What is expected :: Check every line of the entries for the string "docx" and return the ones that contain it.

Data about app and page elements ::
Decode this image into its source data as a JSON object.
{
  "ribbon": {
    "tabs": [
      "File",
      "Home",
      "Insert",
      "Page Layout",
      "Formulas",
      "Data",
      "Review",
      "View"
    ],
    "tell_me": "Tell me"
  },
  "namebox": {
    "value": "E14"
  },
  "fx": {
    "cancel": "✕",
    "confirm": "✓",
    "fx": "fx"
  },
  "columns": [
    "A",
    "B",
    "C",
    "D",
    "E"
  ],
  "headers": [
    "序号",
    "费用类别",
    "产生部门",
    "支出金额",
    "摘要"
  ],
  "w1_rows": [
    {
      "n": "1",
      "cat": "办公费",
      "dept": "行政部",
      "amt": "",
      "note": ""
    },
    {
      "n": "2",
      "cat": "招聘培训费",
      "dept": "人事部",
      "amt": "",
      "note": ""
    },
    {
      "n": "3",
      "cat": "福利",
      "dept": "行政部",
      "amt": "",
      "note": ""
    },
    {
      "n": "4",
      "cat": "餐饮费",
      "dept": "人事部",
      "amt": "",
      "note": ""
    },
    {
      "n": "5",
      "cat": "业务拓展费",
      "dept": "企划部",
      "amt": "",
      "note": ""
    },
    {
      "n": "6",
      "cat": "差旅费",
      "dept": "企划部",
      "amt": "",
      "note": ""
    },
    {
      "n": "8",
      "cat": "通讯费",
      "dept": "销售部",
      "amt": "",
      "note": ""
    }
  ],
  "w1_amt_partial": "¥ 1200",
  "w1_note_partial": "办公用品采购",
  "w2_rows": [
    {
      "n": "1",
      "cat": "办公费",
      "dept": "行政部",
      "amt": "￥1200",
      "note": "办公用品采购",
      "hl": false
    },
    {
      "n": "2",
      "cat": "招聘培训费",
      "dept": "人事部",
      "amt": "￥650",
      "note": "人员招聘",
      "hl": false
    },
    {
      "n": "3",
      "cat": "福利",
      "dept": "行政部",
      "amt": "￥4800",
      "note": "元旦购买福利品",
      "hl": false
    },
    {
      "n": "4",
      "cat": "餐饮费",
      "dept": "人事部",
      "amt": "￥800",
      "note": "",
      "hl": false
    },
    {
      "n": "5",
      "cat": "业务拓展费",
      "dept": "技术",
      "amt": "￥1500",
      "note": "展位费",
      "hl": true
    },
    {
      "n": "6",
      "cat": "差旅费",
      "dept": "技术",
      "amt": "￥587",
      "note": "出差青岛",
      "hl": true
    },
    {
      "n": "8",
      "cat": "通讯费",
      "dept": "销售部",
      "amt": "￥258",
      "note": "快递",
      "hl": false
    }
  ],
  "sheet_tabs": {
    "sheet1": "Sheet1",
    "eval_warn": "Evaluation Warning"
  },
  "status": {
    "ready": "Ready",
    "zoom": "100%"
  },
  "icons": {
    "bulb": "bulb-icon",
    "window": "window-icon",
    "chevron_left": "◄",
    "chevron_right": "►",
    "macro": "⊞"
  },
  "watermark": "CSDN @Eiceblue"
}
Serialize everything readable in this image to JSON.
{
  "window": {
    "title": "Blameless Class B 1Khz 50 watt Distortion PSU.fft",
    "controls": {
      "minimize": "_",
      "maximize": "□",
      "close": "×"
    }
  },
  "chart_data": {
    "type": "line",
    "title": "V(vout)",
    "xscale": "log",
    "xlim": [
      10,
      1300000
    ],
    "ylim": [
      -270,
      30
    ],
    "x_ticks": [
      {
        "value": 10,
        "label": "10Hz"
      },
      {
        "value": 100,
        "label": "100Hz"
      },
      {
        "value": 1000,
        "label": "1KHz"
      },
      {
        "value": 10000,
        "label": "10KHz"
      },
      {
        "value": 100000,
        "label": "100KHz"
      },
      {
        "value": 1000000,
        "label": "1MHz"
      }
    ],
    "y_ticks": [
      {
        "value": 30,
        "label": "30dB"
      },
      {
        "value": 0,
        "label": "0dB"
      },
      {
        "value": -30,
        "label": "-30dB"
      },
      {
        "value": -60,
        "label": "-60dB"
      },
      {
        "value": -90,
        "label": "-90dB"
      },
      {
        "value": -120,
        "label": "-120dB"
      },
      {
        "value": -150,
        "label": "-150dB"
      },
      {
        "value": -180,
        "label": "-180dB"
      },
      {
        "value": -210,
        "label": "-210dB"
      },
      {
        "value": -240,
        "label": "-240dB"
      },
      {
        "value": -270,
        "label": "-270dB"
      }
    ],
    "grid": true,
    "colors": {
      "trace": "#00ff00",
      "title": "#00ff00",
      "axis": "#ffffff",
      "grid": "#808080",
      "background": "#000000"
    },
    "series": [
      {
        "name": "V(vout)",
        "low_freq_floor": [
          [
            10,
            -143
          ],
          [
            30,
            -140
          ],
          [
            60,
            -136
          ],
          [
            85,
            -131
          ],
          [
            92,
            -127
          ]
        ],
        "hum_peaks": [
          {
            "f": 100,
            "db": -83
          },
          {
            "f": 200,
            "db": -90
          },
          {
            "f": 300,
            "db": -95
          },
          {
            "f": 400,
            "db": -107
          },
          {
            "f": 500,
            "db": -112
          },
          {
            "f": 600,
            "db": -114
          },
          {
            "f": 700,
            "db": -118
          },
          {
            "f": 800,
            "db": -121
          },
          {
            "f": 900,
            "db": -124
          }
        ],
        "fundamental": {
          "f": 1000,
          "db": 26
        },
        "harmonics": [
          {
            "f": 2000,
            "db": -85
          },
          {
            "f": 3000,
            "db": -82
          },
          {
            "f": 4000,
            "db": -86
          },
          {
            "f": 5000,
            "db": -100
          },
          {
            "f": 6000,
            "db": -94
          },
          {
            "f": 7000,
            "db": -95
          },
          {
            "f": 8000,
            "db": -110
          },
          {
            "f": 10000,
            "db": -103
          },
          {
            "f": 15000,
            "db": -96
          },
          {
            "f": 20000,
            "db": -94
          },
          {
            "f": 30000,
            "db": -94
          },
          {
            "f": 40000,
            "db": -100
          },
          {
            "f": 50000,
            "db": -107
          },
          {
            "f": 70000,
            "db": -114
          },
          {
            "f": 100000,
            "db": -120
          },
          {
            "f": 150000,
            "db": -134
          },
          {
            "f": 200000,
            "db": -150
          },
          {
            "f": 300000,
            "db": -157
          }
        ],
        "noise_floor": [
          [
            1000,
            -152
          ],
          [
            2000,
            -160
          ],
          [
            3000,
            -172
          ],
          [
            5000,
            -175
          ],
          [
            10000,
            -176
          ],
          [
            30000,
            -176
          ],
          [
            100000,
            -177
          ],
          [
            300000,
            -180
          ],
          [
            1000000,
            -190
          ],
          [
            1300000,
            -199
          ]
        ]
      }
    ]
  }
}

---

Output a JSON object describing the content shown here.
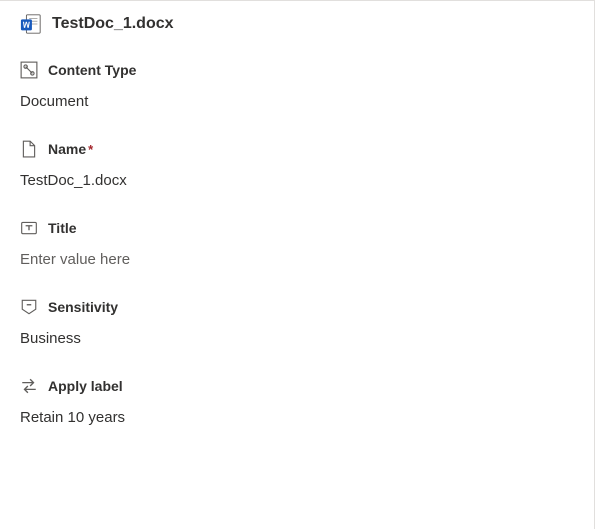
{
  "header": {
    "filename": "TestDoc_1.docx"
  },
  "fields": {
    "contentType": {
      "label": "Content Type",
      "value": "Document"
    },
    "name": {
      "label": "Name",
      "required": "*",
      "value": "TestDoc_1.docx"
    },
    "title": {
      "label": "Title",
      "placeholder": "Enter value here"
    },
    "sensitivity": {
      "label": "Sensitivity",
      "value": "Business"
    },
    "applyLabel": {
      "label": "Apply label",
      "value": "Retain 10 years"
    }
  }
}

The answer ::
    "filename": "TestDoc_1.docx"
      "value": "TestDoc_1.docx"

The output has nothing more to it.